Wednesday, December 4, 2013

The Mental Game

Just a few random thoughts for today's Dog Agility Bloggers Event, "The Mental Game."

First and foremost, it is a GAME.  Games are supposed to be FUN.  Fun for you and fun for your dog.  Nothing brings me down so much as watching a handler blame his dog for mistakes on course.  The mistakes are almost always the handler's--either she messed up her handling or she hasn't proofed her dog sufficiently, or Dog forbid, she did a crappy job of teaching some aspect(s) of her dog's performance.

In the same vein, don't beat yourself up over handling mistakes.  Jot it down and come up with some ideas to work on your skills so that you can handle the sequence, trap, whatever better the next time you see it on a course.

Use the course maps to memorize the sequence of the courses before you walk if at all possible.  If you can, watch while the course is being built to mentally test how well you've memorized the course.  Then you can spend your walk through time on analyzing what your dog sees and planning your handling.  Even after all these years, I'm not terribly good at estimating where my dog and I will be relative to each other, so I usually try to have a Plan B.  One thing that I used to overlook frequently was where to set Belle at the start line so she would be able to see me and the obstacles between us.  Duh! 

Unlike many handlers, I usually don't use all the walk through time allotted.  Sometimes, that bites me in the butt, but usually it works for me.  Once I've decided on a plan and know where the control points are and how I'm going to get there, I try to get to them once or twice and then I get out of Dodge.  If I'm running early in the order, I want to spend the time with my dog.  If I'm running later, then I have plenty of runs to watch to see if I missed something.

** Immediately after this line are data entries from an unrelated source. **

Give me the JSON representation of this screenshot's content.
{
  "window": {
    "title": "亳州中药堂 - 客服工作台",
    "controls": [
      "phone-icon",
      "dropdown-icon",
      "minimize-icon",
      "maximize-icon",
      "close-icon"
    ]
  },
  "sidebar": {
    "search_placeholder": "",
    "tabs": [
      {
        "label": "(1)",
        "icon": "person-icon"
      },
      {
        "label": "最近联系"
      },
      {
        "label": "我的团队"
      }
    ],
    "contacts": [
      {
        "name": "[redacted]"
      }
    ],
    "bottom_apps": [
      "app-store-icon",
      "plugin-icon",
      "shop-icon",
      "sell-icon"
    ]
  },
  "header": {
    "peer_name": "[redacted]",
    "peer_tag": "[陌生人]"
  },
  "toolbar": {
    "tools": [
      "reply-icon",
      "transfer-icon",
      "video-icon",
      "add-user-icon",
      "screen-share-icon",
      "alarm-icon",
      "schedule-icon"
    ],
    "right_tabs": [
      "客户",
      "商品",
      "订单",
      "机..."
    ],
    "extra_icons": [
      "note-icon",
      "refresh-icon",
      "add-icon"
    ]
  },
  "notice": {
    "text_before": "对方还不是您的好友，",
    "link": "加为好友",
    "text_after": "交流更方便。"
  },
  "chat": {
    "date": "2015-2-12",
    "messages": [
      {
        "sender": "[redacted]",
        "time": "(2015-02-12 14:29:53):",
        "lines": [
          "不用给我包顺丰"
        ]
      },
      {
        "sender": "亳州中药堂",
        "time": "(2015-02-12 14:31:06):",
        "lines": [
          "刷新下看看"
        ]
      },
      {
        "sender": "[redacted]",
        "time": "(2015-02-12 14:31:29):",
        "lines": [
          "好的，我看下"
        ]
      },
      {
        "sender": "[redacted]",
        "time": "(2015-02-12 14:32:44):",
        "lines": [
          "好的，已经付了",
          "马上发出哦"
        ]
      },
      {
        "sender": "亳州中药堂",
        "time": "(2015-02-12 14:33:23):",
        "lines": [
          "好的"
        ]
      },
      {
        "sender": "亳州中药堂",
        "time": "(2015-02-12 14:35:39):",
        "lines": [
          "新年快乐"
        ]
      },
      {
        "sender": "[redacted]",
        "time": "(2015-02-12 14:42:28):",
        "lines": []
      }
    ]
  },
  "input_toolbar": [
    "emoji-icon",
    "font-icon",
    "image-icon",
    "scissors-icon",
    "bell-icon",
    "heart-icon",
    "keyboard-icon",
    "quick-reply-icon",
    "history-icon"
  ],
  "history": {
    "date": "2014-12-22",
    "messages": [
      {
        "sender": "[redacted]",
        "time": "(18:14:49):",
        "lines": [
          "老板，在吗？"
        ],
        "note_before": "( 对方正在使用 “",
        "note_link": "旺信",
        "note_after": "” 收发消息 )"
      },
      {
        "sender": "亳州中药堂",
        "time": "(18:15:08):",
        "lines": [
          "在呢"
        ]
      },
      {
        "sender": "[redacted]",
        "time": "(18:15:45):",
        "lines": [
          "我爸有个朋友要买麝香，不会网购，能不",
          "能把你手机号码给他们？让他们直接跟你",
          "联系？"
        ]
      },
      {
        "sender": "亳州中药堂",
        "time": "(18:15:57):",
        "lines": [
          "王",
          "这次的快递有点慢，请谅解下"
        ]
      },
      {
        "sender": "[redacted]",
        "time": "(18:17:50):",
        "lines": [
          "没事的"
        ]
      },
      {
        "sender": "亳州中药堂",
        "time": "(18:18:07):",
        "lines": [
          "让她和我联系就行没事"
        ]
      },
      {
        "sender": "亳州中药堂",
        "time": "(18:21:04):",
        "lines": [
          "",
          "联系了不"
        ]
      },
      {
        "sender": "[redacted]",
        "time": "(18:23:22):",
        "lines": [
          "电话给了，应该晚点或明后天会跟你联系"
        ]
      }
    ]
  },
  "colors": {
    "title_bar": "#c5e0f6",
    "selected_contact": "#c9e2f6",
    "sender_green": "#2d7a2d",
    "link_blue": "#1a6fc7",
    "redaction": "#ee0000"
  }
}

Plan your run, and run your plan.  Well, usually, but sometimes I see another handler do something that is much more logical, efficient, elegant, whatever, than what I had planned.  I'm not above giving it a go without having walked it.  However, I will rehearse the move mentally.  If subsequent handlers do the same move, I have an additional chance to mentally work on my timing.

Above all, have fun and make sure your dog is having fun, too!


  1. That is the long and the short of it: have fun, stop worrying about the Q and who to blame when you don't get it. Worth through your course plan and then go for it--don't second guess yourself once you're out there. There's really nothing else you can do once you're in the ring, except for enjoy every second of it with your best friend.

  2. Thanks for the reminder of why we do this sport :-)